Nowhere else in Africa do China’s financial, diplomatic, and geopolitical interests confront as much risk as they do in South Sudan. Beijing has invested billions of dollars in the country’s oil sector, deployed over a thousand troops to serve as U.N. Peacekeepers, and committed considerable diplomatic capital to help resolve the ongoing civil/ethnic war between President Salva Kiir and former Vice President Riek Machar.
Even though Beijing has repeatedly deployed its most senior Africa-diplomats to help broker a ceasefire, and has committed vast sums of money for investment and development, none of it seems like it will do much to slow South Sudan’s seemingly inevitable decline to becoming the world’s newest failed-state.

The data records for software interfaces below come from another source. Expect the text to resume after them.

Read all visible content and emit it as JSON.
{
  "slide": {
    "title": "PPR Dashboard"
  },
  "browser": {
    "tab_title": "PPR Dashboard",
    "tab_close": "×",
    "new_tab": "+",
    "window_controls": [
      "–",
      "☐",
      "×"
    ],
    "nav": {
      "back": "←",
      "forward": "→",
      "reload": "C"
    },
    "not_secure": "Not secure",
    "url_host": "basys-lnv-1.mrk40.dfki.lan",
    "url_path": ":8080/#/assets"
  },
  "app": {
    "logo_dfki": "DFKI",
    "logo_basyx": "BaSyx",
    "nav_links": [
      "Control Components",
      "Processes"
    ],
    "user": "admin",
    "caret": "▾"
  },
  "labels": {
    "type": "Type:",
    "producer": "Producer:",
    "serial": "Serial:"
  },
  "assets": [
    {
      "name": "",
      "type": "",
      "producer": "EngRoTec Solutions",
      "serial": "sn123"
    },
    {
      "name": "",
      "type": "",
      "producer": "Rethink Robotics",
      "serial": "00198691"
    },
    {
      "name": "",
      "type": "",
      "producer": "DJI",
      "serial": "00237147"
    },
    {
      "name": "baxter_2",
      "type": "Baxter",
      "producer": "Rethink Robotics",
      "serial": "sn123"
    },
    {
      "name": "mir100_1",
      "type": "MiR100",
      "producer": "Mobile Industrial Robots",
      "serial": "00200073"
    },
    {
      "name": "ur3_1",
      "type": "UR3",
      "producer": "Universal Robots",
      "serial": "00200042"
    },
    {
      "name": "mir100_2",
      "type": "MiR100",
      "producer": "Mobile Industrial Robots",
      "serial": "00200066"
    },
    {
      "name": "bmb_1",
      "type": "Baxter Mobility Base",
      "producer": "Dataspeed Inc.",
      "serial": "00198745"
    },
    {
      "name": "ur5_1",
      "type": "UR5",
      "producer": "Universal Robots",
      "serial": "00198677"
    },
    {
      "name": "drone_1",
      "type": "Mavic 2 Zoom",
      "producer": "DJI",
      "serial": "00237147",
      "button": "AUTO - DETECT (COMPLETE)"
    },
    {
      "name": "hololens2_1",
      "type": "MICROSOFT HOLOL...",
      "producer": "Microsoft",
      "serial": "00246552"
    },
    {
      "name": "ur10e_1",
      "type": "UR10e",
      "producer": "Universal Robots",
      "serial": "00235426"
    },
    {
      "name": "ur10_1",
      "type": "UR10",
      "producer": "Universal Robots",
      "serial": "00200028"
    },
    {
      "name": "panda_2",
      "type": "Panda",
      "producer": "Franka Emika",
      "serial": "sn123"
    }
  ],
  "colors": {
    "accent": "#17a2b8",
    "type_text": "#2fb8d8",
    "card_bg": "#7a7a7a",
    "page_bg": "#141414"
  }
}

The destruction this conflict has caused is staggering. Since fighting broke out in December 2013, an estimated 50,000 people have been killed, many by some of the 16,000 child soldiers who have been forcibly conscripted by both sides. Now a quarter of a million refugees are on the move, fleeing the combined threats of war, drought, and famine.
Even against these seemingly insurmountable challenges, Beijing’s point-man for South Sudan remains stubbornly upbeat. “We as a government are cautiously optimistic about the future of South Sudan. The country’s leaders must remember that peace and security are essential for the growth of the people and the economy,” said Zhong Jianhua, China’s Special Representative for African Affairs, during a May 2016 interview in Beijing.
So why is China so committed to South Sudan? It probably has something to do with money and oil, but that doesn’t explain everything because for a country as large as China, the billions invested in South Sudan represents a relatively small piece of a truly massive global investment portfolio. So what is it?
Independent journalist and Guardian columnist Antony Lowenstein traveled to South Sudan in 2015 to cover the fighting. While in Juba, he also learned a lot more about what the Chinese are doing (or not doing) in South Sudan. Antony joins Eric and Cobus to discuss the findings from his reporting assignment and whether he shares Ambassador Zhong’s optimism for the future of the country.
- “After Independence,” Antony Loewenstein, Overland, Autumn 2016
- “China’s Business and Politics in South Sudan,” Alice Su, Foreign Affairs, June 6, 2016